“Nimbis is proud to support the CYAN and MEST centers,” said Robert B. Graybill, president and CEO of Nimbis Services. “In the wake of continued malicious cyber activity directed at the United States, the necessity for advancements in AMS hardware security, as well as the education and training of a skilled workforce to support the technology, is essential. Through the CYAN and MEST centers, students will have the opportunity to collaborate and take online cybersecurity classes hosted on our Trusted Silicon Stratus cloud platform.”
Tehranipoor and Khalil will serve as co-directors of MEST as well, which will also be hosted jointly at UF and Ohio State.

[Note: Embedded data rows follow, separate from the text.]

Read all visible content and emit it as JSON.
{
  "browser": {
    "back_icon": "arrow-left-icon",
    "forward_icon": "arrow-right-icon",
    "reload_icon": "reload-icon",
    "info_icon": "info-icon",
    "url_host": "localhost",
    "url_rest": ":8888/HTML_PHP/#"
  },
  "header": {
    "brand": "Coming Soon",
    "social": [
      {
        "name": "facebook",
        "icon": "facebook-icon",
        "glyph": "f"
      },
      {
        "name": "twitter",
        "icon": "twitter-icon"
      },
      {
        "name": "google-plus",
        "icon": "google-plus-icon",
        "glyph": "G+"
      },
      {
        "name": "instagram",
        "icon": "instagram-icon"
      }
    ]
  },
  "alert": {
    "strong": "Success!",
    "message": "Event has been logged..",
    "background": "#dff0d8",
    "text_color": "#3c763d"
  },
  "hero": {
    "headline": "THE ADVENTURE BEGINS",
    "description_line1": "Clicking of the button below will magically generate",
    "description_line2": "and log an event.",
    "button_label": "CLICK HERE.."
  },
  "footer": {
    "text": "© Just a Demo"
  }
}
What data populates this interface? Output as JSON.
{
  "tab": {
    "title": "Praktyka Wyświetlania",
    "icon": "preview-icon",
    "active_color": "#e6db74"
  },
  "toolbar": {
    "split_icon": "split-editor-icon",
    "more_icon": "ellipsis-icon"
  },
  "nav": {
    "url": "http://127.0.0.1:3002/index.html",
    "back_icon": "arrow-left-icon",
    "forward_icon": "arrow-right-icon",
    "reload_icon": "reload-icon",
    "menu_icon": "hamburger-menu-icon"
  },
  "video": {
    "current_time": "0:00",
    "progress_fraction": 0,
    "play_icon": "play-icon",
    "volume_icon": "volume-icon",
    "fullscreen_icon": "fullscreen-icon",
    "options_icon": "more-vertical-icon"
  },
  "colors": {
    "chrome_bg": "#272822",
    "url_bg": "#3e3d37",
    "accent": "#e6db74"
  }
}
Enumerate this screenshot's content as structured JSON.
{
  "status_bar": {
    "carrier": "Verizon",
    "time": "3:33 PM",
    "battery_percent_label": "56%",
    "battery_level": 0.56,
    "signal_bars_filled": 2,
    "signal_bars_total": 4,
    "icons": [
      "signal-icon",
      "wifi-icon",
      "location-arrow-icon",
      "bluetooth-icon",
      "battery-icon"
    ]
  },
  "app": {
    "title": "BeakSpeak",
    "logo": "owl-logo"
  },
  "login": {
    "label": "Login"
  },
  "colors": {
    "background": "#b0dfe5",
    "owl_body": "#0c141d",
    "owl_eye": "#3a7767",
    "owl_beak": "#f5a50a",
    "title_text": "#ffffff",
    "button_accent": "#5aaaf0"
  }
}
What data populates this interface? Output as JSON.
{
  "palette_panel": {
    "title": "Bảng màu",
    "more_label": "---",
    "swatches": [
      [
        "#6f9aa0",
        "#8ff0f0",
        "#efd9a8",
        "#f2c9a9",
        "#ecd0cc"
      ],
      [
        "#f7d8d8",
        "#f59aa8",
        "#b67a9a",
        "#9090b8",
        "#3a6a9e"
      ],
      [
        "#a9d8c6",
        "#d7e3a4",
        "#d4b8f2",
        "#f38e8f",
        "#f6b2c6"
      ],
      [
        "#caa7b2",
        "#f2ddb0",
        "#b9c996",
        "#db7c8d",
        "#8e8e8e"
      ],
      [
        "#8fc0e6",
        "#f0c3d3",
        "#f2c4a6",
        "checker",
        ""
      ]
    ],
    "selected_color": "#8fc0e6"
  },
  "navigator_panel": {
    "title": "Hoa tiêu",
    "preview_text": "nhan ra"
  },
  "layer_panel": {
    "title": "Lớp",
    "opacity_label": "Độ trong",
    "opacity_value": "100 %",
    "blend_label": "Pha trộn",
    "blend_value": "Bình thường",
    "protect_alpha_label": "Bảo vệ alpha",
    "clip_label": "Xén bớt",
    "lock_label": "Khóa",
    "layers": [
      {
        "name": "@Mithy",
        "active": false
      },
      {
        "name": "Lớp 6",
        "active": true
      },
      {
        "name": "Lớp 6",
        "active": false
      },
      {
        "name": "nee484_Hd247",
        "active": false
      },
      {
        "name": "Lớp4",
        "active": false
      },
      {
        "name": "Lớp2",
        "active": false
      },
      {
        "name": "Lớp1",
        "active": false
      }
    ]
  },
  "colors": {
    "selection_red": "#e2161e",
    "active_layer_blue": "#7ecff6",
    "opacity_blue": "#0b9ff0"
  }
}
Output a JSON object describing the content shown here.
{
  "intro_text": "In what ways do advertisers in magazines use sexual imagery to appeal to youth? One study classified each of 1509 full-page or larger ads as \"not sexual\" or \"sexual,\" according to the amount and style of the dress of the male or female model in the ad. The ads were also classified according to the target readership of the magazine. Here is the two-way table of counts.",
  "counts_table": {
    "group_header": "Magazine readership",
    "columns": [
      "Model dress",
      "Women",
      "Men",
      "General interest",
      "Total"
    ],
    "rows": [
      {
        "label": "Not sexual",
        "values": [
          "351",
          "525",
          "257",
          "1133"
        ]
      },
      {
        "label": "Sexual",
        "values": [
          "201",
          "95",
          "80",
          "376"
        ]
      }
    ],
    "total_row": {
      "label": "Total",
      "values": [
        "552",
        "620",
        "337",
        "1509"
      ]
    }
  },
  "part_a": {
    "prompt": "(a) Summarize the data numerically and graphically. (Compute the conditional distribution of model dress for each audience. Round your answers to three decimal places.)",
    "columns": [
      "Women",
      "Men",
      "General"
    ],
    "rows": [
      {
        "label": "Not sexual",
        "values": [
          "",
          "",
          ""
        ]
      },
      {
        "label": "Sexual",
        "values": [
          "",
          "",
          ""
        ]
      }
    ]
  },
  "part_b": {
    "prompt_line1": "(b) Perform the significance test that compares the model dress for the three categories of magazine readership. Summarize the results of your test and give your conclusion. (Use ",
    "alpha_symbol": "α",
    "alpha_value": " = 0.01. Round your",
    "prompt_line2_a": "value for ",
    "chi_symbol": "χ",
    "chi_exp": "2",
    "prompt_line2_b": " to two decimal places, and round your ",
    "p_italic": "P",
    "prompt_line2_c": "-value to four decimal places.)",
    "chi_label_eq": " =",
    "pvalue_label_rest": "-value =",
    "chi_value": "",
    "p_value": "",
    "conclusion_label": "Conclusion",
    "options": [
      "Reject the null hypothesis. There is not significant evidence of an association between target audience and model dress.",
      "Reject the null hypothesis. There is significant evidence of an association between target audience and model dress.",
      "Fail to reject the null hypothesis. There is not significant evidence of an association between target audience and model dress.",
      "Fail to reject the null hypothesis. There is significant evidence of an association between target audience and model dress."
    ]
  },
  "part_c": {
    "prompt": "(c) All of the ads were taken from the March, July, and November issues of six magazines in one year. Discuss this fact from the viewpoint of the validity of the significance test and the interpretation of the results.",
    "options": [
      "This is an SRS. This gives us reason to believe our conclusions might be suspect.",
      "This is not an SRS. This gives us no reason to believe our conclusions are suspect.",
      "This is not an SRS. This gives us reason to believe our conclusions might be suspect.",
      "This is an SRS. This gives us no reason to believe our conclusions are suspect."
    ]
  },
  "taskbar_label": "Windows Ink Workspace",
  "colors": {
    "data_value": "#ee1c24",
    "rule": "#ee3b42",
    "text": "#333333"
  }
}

“We will devise an ecosystem of training modules and options with an emphasis on experiential learning to suit the needs of diverse groups of industry/government practitioners and students,” said Tehranipoor.
The center will offer on-site, on-campus and online courses. Students who complete the necessary curriculum or course requirements will receive college credit, Khalil explained, while practitioners will be awarded certificates of accreditation.
“The centers will serve as a main platform to attract and retain a large pool of domestic graduate and undergraduate students to the field of AMS domain security,” said Khalil. “Students and engineers will be trained across multiple disciplines covering hardware security, algorithms, data analytics, as well as AMS design and measurements, which will allow them to have a large toolbox from which to solve diverse problems.”
“Ultimately, the engagement with our research on AMS domain security, in addition to the training courses we develop, will drive skills among our students and engineering practitioners that can enable new levels of cybersecurity in both analog and digital systems, which is vital to our military and industrial sectors,” Tehranipoor commented.
A joint launch event for both Centers of Excellence was held at Ohio State on Friday, September 13. Co-directors Khalil and Tehranipoor presented an overview of the two centers to members of the Air Force Research Laboratories (AFRL) from Wright Patterson Air Force Base, dignitaries from the AFOSR, leadership from the engineering colleges and research offices of both universities, and members of the industry consortium.